Democrats ask Fox not to push 'propaganda' on 2020 election
WASHINGTON (AP) — The two top Democrats in Congress are asking Fox News executives not to spread “grave propaganda” about the 2020 election and are demanding that commentators who have falsely suggested that the election was stolen acknowledge on the air that they were wrong.
The letter to Fox Corp. chairman Rupert Murdoch from Senate Majority Leader Chuck Schumer, D-N.Y., and House Democratic Leader Hakeem Jeffries, D-N.Y., comes a day after an unsealed deposition revealed that Murdoch had acknowledged that some network commentators endorsed former President Donald Trump’s false claims. An earlier filing had detailed doubts about Trump's claims raised by some of Fox's star personalities behind the scenes.
Referencing the Jan. 6, 2021, Capitol insurrection by Trump’s supporters, Schumer and Jeffries said “spreading this false propaganda could not only embolden supporters of the Big Lie to engage in further acts of political violence, but also deeply and broadly weakens faith in our democracy and hurts our country in countless other ways.”
The letter comes as the network has been embroiled in a defamation lawsuit filed by Dominion Voting Systems. The company, which sells electronic voting hardware and software, contends that some Fox News employees deliberately amplified false claims by Trump supporters that Dominion machines had changed votes in the 2020 election, and argues that Fox provided a platform for guests to make false and defamatory statements about the company.
Attorneys for Fox Corp. have argued that Dominion has produced “zero evidentiary support” for the claim that high-level executives at Fox Corp. had any role in creating or publishing the statements at issue. And they have noted that when voting-technology companies denied the allegations being made by Trump and his surrogates, Fox News aired those denials.
Schumer said in an interview Wednesday that the letter is a “first step” and that Democrats might consider other ways to try and demand the company publicly acknowledge the false information. If they do not, “then we have to decide where to go,” Schumer said.
He would not say whether the Democratic-led Senate would try to call Murdoch to testify.
Schumer said many people believe the false claims that the election was stolen because they have seen them on Fox News.
“The number one pernicious force in reducing our democracy has been the lies that have been spread by these commentators day in, day out for years,” Schumer said.
Trump, who has announced he is running again in 2024, has continued to push the false election claims even after all 50 states certified President Joe Biden's win, and after courts, legislators and election officials across the country dismissed complaints from the former president and his allies.
Trump's own attorney general at the time, William Barr, told the House Jan. 6 committee last year that he had told Trump that his claims were “bulls—.” Barr said he had looked into the allegations and found no evidence that any of them were true. Trump was becoming “detached from reality," Barr said.

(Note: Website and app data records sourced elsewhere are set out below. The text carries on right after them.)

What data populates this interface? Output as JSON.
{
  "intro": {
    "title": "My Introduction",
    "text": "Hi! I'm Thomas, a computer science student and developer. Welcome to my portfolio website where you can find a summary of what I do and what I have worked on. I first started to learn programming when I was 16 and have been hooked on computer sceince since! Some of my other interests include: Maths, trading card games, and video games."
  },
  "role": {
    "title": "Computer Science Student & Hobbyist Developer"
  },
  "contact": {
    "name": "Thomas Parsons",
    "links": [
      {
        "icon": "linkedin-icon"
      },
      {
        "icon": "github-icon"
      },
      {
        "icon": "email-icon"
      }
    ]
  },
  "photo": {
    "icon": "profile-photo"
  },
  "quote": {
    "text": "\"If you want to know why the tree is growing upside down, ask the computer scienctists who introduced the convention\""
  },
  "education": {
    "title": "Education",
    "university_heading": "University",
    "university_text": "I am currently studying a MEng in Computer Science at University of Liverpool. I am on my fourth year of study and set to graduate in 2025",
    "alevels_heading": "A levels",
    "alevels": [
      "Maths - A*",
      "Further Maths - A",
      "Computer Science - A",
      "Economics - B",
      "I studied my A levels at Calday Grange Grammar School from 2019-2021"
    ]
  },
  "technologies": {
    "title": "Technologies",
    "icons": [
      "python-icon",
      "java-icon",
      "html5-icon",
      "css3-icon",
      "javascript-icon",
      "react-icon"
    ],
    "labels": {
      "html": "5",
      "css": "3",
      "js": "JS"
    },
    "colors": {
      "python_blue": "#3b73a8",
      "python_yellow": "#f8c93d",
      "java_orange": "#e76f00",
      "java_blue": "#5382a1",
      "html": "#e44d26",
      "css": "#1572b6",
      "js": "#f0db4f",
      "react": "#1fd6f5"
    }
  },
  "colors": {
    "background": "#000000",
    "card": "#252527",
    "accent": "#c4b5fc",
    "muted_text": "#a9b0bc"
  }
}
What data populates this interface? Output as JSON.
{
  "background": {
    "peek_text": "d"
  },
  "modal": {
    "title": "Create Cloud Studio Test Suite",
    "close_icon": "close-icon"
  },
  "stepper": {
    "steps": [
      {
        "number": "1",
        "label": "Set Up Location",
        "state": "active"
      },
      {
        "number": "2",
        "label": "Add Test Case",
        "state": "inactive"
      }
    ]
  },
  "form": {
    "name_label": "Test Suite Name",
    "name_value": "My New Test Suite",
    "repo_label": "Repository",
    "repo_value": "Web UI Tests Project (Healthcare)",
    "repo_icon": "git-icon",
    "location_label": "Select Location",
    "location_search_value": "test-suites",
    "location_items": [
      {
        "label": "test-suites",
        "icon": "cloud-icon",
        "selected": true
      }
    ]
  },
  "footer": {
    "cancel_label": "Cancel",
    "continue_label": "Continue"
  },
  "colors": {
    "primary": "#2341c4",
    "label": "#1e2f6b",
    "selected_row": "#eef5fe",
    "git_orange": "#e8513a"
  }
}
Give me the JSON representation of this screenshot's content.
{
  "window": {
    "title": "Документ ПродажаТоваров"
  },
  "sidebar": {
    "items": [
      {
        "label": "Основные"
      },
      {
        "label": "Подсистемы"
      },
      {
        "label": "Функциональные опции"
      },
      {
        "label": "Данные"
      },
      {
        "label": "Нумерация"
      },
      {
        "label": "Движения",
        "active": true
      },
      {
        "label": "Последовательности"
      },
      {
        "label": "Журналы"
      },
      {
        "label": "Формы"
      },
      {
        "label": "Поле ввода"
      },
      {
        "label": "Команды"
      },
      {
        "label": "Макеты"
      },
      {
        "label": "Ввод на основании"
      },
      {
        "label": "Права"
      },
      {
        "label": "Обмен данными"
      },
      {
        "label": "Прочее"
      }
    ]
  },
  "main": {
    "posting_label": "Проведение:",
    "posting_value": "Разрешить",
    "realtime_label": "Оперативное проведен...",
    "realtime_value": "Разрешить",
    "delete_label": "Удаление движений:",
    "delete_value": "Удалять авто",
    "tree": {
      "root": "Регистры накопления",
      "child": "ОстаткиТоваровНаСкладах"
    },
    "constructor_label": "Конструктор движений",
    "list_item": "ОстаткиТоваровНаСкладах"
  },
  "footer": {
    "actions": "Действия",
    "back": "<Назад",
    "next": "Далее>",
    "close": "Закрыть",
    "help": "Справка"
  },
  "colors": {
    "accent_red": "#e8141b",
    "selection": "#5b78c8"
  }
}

A final report released by the House Jan. 6 panel in December detailed several instances of Trump's own advisers telling him he had lost the election and advising him to stop pushing the false claims.
Mary Clare Jalonick, The Associated Press